by Neil Meili
There will come a time - maybe soon
When you have cut down and burned
so many of us that we will no longer
be able to give enough of our gift
to burn any more
Not nearly enough for combustion
in internal combustion engines
of chainsaws and D-9 Cats
It is true you will still have
your double bitted axe
and cross cut saw
but there may be a problem
with the breath
Neil Meili is a Canadian who has now lived a long time in Austin, Texas — though he still makes frequent visits back home too. He and his partner, Dorsey Cartwright, a psychotherapist, kindly put me up when I visited Austin in 2006 for the (annual) International Poetry Festival. They instantly became family.
Thom the World Poet, who many years ago initiated the cafe poetry scene in Austin, which happens at various venues most nights of the week, told me that Neil was one of the poets who supported and encouraged this endeavour. ‘He was always there,’ said Thom.

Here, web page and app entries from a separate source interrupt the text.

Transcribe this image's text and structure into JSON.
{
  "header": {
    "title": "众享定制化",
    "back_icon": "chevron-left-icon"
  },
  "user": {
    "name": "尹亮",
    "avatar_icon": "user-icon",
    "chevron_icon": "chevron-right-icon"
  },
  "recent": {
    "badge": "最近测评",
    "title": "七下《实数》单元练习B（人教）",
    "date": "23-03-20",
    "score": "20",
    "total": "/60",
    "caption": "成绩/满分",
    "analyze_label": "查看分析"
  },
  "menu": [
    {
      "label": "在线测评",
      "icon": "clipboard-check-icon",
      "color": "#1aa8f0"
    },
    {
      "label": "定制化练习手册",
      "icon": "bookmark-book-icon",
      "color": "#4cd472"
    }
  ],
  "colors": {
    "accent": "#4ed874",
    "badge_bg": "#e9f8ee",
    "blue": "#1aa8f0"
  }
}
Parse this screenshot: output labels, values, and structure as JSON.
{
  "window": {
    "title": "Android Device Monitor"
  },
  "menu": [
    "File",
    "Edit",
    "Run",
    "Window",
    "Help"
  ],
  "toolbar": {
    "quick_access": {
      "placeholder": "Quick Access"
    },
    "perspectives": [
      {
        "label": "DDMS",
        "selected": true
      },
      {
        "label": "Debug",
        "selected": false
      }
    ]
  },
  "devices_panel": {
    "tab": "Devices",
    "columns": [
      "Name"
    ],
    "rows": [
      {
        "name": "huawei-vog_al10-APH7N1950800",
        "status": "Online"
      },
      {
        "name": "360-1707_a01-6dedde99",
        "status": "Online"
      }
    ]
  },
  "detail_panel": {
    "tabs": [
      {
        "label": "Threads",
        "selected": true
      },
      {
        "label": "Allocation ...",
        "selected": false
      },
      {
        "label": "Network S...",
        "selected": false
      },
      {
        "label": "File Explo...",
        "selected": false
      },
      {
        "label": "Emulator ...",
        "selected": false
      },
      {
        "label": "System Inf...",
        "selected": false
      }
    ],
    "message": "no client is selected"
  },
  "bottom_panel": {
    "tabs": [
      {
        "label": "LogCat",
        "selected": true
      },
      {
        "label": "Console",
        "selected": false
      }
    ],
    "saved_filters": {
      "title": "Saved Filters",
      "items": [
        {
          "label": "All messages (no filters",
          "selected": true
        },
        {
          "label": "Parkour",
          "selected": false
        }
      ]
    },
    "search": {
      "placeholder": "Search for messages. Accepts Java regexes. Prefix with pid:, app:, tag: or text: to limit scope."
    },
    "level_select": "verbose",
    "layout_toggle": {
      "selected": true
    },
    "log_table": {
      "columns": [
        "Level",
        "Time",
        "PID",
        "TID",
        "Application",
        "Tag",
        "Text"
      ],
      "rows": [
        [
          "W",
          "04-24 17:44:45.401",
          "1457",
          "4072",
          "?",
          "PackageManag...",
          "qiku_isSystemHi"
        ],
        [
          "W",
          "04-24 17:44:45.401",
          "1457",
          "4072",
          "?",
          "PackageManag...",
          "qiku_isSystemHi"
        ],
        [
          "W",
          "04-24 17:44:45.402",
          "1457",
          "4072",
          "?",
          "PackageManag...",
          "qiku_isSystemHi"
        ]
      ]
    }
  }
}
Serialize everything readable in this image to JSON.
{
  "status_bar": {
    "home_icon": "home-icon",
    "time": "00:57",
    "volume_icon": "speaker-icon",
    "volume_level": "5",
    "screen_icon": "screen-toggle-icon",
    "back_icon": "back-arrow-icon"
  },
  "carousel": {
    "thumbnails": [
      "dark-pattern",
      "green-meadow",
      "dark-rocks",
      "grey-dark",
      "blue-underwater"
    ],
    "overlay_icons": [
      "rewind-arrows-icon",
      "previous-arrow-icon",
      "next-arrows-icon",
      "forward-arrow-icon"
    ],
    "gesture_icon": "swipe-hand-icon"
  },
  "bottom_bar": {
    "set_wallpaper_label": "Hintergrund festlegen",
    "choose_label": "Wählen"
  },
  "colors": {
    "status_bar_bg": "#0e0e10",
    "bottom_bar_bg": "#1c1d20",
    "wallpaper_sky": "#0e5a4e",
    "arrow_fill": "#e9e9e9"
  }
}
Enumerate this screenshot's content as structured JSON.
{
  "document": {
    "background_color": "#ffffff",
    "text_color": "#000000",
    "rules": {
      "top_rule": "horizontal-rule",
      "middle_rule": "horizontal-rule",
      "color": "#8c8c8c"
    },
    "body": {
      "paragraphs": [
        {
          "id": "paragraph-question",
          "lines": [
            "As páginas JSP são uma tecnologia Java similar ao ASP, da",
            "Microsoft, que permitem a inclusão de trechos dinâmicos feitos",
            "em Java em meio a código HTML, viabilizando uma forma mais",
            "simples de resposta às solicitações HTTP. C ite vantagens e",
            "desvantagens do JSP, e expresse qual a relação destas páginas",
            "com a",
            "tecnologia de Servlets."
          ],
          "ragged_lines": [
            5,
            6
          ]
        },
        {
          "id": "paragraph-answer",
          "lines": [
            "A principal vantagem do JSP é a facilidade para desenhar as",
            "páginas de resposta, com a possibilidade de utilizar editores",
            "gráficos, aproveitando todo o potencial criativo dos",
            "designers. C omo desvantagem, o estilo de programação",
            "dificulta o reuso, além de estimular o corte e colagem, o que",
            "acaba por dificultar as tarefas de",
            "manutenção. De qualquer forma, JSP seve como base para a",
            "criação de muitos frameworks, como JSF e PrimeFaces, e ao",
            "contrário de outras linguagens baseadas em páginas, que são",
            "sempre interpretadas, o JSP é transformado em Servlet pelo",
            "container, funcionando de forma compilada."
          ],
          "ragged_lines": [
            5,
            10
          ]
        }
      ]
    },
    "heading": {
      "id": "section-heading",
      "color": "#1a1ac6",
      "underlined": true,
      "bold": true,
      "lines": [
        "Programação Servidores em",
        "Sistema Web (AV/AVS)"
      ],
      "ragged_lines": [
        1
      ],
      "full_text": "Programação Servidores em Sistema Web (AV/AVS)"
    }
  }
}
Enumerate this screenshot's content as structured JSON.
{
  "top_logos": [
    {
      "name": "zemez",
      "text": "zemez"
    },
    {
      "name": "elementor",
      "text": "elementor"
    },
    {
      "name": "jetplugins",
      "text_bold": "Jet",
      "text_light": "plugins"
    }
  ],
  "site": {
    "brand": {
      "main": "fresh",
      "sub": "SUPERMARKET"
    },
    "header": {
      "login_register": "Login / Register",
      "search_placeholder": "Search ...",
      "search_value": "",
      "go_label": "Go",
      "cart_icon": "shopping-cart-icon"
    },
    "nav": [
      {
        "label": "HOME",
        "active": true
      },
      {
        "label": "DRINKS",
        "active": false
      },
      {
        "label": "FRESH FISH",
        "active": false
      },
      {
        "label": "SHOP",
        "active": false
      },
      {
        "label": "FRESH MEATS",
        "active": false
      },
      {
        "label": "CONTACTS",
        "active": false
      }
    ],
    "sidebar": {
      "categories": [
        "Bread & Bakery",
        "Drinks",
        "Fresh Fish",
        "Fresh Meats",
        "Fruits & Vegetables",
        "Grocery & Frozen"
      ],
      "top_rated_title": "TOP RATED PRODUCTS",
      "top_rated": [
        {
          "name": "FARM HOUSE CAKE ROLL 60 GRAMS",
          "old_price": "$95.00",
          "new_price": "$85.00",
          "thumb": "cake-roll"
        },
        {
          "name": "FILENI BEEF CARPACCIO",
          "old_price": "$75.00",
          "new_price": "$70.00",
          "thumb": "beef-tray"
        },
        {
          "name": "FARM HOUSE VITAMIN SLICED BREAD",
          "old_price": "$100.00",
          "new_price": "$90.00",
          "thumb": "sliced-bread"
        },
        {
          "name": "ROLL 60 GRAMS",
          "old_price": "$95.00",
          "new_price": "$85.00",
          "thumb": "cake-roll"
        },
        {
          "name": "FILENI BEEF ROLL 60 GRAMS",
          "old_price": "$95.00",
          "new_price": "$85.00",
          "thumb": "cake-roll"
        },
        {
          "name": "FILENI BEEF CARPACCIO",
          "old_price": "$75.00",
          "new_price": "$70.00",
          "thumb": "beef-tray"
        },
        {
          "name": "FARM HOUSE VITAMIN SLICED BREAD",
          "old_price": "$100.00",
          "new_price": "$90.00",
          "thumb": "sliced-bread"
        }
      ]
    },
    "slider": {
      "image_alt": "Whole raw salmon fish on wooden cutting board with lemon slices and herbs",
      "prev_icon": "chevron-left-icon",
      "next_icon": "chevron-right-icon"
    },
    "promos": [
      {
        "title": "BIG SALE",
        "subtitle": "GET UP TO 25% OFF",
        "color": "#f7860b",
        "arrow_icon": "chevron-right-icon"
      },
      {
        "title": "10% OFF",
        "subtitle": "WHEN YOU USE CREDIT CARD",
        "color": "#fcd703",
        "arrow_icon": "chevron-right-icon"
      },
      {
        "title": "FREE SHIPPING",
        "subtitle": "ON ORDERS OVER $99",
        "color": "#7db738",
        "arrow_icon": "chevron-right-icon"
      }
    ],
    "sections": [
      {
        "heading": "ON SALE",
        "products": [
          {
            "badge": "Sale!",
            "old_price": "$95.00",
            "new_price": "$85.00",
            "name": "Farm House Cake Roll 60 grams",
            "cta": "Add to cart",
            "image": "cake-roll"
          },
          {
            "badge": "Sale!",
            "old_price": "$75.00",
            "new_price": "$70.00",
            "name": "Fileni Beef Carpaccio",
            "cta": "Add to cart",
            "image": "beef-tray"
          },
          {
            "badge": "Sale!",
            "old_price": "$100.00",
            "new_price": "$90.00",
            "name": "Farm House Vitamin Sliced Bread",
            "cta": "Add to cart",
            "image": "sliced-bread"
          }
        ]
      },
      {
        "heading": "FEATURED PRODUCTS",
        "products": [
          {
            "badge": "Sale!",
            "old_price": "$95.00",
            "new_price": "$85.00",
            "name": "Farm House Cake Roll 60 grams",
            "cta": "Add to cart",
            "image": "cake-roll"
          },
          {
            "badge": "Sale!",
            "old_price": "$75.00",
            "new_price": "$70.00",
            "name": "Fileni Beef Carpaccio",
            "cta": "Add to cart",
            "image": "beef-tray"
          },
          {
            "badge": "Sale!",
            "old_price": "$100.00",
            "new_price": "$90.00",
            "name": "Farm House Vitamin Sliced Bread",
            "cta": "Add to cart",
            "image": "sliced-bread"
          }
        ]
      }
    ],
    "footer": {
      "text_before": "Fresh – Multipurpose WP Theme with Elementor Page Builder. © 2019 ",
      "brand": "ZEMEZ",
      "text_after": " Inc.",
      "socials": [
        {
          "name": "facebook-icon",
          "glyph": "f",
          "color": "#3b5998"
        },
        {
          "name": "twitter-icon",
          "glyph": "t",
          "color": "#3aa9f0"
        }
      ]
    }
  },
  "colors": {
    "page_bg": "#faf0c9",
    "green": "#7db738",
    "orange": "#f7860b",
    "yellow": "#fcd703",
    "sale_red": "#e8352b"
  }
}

A man of many parts, in his time Neil has been a cowboy and a pilot, and more recently a town planning consultant. Often he also works with Dorsey when she presents workshops in a type of therapy called Voice Dialogue, which addresses the many selves we have within us. He has written poems based on Voice Dialogue. This link leads to some of these, and some by another poet, in a viewable or down-loadable pdf.
His poems are deceptively simple and straightforward. They say what they have to say, and then stop. It is when they linger in the mind long afterwards that you begin to realise their depth and delicacy. The wry understatement of Revenge of the Trees is typical too.
He publishes them in chapbooks via New Texas Press. Poems from some of the earlier volumes appear on his website and are still listed on Amazon, but he admits the website needs considerable updating and that he has not made arrangements to sell the more recent volumes online. Pity! I think he just gets better and better. Here’s a recent piece I love:
Edmonton - Late September
The leaves are dancing down the street
Leaves like the thousand children
that I never had with you
A skip, a dash, a lovely pirouette
then past, and gone
Poems and photos used in ‘I Wish I’d Written This’ remain the property of the copyright holders (usually their authors).